> _Task to complete_: Go through the entries below. Copy each line in which "time" appears.

> _Supplied data_:
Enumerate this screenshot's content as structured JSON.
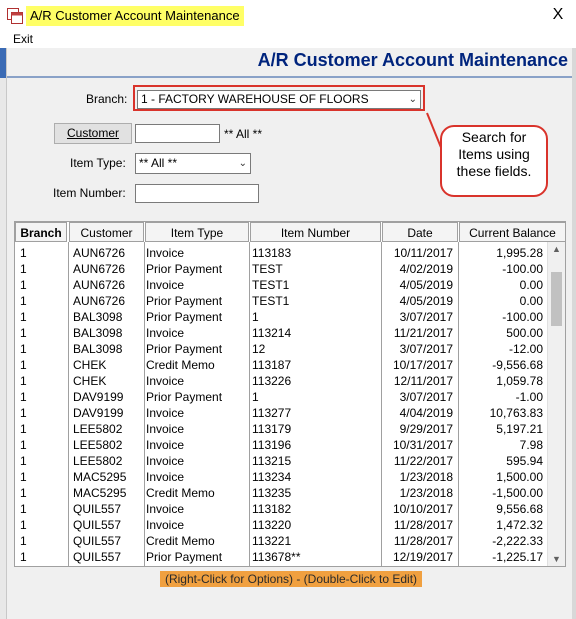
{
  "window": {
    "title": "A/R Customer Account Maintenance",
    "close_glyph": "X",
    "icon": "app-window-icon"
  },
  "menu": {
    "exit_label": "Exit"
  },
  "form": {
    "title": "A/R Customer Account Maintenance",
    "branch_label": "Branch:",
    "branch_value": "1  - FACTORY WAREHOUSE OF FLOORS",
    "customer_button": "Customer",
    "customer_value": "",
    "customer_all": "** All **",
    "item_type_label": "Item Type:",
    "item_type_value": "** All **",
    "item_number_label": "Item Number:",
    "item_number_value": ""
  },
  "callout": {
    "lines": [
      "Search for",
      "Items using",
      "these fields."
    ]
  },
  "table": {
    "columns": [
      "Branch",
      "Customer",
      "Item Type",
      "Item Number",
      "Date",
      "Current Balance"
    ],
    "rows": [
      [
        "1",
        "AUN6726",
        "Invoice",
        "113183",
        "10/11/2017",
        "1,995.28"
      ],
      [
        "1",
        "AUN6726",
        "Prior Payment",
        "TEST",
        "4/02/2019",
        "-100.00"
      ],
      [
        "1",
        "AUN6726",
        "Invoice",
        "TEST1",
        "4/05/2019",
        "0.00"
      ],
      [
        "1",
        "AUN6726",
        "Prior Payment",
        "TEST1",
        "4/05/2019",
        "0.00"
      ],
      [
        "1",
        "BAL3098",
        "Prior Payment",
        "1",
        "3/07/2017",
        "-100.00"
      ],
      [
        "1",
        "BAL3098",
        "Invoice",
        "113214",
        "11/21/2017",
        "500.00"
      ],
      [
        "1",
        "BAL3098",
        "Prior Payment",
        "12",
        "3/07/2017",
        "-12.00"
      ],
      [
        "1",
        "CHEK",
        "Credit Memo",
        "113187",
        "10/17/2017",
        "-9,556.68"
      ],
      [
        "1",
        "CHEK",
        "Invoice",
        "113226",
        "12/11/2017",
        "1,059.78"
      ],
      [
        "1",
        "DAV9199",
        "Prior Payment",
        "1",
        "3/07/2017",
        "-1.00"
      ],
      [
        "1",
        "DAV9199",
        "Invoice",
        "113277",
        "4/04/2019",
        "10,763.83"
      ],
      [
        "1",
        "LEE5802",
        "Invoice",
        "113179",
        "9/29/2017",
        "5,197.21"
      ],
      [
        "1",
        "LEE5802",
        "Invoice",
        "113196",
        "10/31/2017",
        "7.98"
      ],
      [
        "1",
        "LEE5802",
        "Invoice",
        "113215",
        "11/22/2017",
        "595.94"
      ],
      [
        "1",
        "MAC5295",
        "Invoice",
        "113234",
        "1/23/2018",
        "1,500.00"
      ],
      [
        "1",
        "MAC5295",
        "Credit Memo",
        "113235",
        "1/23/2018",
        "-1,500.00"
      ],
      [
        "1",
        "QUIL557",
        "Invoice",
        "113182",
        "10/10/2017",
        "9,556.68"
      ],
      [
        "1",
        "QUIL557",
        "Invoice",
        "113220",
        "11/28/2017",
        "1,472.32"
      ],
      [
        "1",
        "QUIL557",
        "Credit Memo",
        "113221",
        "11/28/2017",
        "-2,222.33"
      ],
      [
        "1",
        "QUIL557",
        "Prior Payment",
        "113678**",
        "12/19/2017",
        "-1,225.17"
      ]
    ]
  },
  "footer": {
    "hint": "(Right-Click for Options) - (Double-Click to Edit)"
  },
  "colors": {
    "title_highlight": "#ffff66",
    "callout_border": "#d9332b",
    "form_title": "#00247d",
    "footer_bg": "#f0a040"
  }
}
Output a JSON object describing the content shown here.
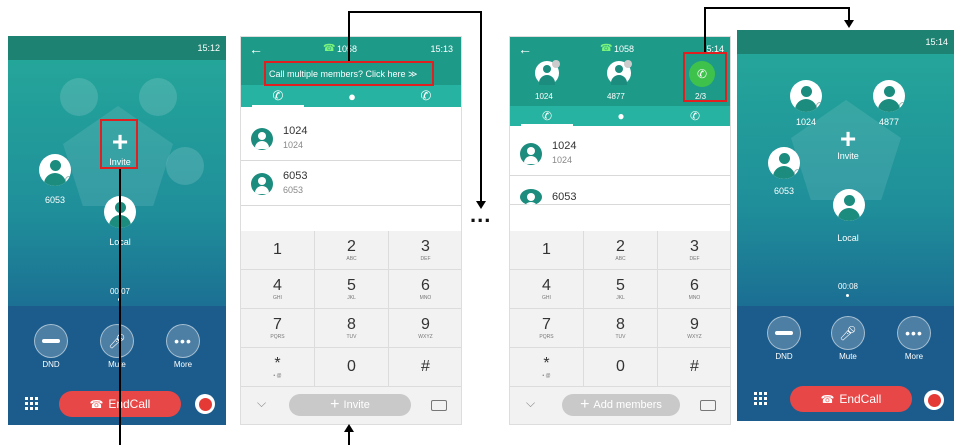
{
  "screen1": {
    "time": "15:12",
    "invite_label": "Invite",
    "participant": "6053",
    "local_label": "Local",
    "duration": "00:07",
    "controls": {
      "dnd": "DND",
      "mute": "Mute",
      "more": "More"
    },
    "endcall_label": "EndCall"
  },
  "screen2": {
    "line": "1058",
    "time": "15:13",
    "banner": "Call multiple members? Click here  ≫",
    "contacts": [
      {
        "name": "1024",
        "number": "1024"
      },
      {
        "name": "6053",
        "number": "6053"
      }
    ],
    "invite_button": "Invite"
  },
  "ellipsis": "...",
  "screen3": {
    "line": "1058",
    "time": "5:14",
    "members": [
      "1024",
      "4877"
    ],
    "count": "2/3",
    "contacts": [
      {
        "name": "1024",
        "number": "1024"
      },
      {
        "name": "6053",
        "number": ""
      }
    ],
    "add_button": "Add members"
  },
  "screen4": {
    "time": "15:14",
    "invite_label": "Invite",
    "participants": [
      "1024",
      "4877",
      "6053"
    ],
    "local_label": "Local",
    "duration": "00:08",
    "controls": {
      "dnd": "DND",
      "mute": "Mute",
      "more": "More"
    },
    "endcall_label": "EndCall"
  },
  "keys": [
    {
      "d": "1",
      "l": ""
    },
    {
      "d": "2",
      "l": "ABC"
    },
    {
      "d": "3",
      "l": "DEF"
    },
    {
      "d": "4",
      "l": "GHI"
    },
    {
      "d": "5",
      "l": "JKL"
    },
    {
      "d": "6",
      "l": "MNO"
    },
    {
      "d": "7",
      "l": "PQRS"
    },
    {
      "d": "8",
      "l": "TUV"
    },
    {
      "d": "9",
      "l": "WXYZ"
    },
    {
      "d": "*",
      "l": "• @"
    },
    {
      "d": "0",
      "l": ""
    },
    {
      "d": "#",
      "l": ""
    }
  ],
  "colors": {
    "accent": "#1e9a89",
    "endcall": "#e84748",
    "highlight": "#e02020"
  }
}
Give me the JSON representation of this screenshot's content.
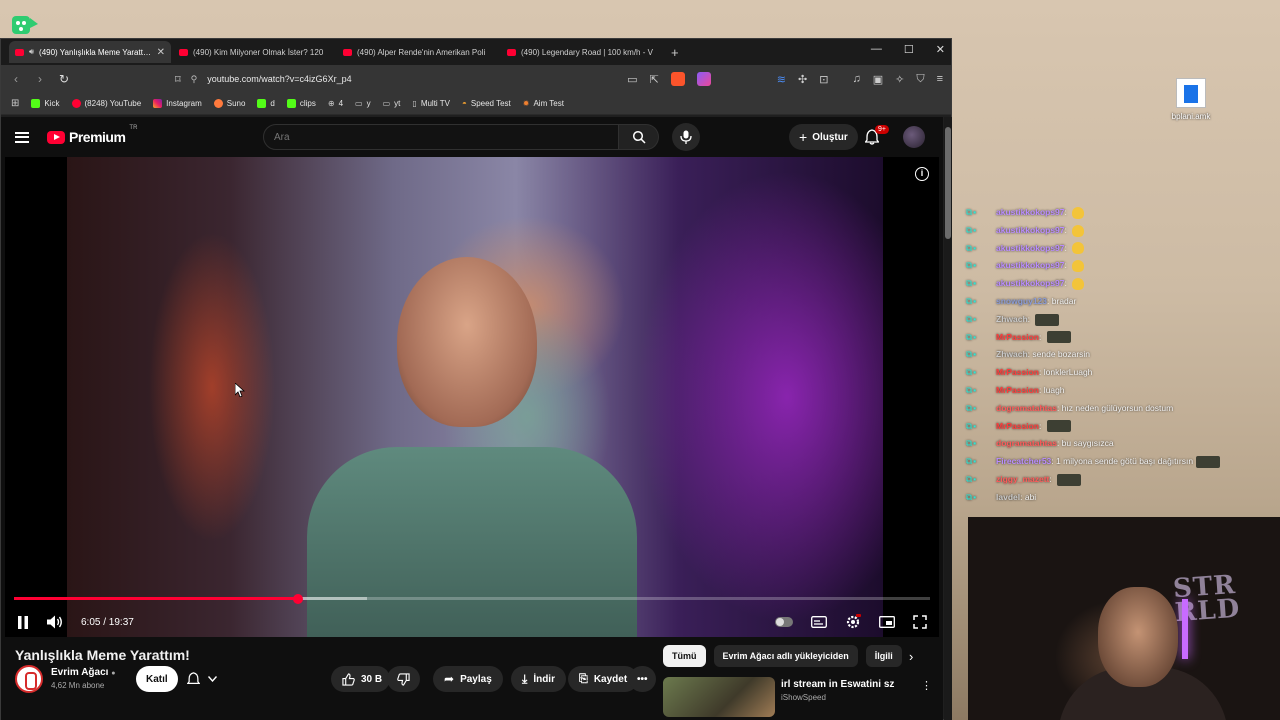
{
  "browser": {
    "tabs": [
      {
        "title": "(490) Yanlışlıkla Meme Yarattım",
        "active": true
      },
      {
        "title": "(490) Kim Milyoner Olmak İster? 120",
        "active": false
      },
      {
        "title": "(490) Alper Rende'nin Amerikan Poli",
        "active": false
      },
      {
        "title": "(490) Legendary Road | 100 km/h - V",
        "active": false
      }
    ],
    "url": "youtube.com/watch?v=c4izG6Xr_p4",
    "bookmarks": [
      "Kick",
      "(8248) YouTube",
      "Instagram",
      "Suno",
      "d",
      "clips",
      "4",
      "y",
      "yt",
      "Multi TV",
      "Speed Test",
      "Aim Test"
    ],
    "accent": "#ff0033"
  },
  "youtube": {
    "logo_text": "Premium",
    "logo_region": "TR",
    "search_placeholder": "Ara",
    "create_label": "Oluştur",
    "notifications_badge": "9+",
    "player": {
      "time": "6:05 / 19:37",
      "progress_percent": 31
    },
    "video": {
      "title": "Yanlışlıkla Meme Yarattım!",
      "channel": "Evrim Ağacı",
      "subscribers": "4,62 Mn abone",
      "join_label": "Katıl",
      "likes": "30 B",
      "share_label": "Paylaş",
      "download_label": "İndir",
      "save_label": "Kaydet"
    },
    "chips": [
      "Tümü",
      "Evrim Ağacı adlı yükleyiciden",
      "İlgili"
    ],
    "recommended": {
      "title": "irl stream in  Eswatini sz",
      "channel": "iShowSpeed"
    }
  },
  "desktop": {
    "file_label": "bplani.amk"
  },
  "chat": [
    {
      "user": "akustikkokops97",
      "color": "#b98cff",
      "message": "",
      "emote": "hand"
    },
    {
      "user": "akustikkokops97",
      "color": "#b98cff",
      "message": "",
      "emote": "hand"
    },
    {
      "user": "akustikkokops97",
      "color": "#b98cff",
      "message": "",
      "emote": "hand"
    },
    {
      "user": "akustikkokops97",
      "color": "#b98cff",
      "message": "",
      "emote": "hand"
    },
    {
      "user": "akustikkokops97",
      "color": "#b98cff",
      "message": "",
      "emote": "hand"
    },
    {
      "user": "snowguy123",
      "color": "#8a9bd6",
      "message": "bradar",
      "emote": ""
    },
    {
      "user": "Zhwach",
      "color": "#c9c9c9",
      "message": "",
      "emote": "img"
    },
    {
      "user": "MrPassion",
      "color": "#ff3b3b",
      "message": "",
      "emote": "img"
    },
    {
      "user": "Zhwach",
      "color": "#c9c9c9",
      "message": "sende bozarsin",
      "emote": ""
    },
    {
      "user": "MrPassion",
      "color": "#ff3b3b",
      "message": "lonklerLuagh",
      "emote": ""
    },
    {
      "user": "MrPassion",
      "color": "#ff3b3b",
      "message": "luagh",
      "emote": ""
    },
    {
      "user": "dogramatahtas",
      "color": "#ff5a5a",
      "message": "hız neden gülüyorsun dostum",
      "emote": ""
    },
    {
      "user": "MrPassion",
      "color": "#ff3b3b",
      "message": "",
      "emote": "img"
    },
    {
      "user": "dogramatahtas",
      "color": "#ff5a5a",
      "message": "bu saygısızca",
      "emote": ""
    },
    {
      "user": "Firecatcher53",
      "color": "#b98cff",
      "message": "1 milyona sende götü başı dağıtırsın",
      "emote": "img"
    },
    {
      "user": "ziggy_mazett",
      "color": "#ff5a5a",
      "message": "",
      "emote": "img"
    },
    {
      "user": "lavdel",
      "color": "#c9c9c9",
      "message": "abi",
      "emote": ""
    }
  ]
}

> _Task answer_:
    "time": "15:12",
    "time": "15:13",
    "time": "5:14",
    "time": "15:14",
      "time": "6:05 / 19:37",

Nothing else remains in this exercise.